THE ISRAELI president has been holding secret meetings with Palestinian officials in an effort to break the deadlock in the Middle East peace process, ahead of the expected Palestinian bid for UN recognition of statehood in September.
The Ha’aretz newspaper reported that Shimon Peres, with the blessing of prime minister Binyamin Netanyahu, held a series of talks in Ramallah with chief Palestinian negotiator Saeb Erekat.
During a meeting this week, the two men reportedly attempted to draw up the borders of a future Palestinian state using maps of the West Bank and east Jerusalem.
Israeli officials refused to comment, but a senior Palestinian official confirmed to Ha’aretz that meetings had taken place.
Mr Peres, an avowed dove who received the Nobel Peace Prize for his part in drawing up the Oslo peace agreement, has repeatedly stressed the importance of clinching a final peace agreement with the Palestinians and ending the historic conflict.
Peace contacts have been frozen since last September when the Palestinians broke off direct talks in protest at Israeli settlement construction.
The Palestinians are expected in September to seek United Nations backing for a unilateral declaration of independence.
Both Israel and the United States have warned against such a move, arguing that only bilateral negotiations can bring about a Palestinian state in the framework of a comprehensive peace agreement.
Israel is bracing for the possibility of serious unrest in the West Bank after September and has invested heavily in purchasing non-lethal weapons to disperse crowds.
A senior military official confirmed that more than 20 trucks would be fitted with water cannons that spray a foul-smelling skunk solution at rioters. The security forces have also stocked up on Taser guns, gas grenades, rubber bullets and tear gas, as well as protective clothing.
In May and June, the army was criticised for being ill-prepared when thousands of Palestinian refugees marched on Israel’s northern borders of Lebanon and Syria. Some 20 protesters were killed when Israeli troops resorted to live fire.

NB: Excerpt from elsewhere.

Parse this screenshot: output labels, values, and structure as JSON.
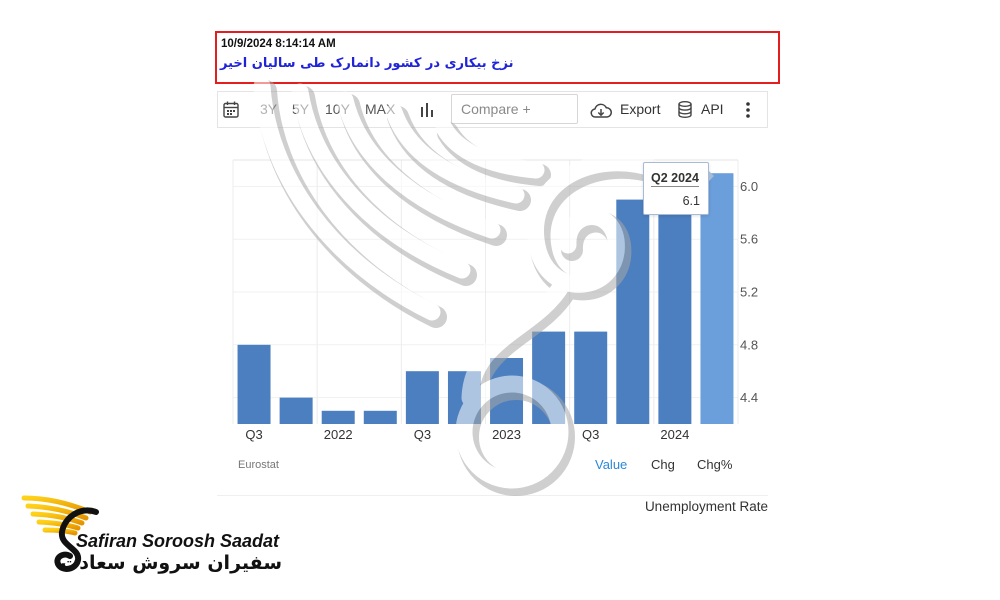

In a separate development, Israeli defence minister Ehud Barak has come out in favour of an Israeli apology over the interception last year of the Gaza-bound Turkish ship MS Mavi Marmara, during which nine Turkish activists were killed.
“We are not apologising for the blockade and we are not apologizing for using force,” he said. “We are willing to consider apologising for problems that occurred during the Mavi Marmara operation. I don’t like it, but that is the choice that must be made.”

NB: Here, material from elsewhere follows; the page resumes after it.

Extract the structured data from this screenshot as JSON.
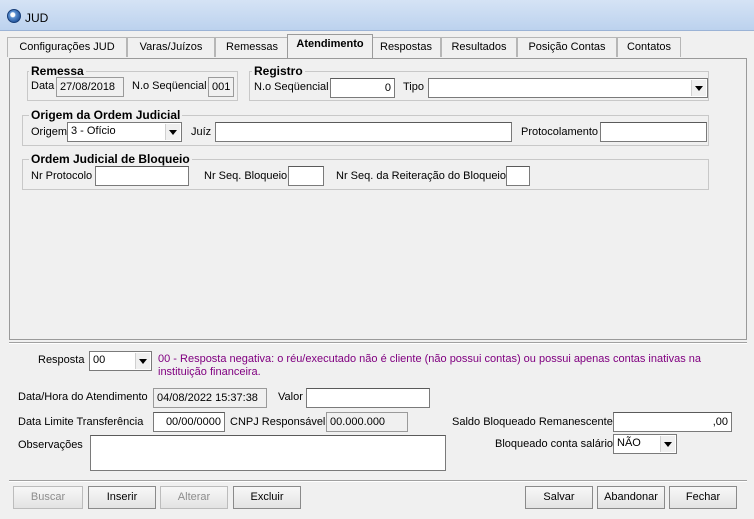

Mr Barak, speaking after talks with newly installed US counterpart Leon Panetta, said Israel must come to an understanding with Turkey to prevent publication of a UN report on the incident which he described as “problematic” from Israel’s viewpoint.
Turkey withdrew its ambassador following the incident and insisted on an Israeli apology, compensation and an end to the maritime blockade on Gaza before restoring ties.
A number of Israeli ministers, including foreign minister Avigdor Lieberman, have spoken out against an apology.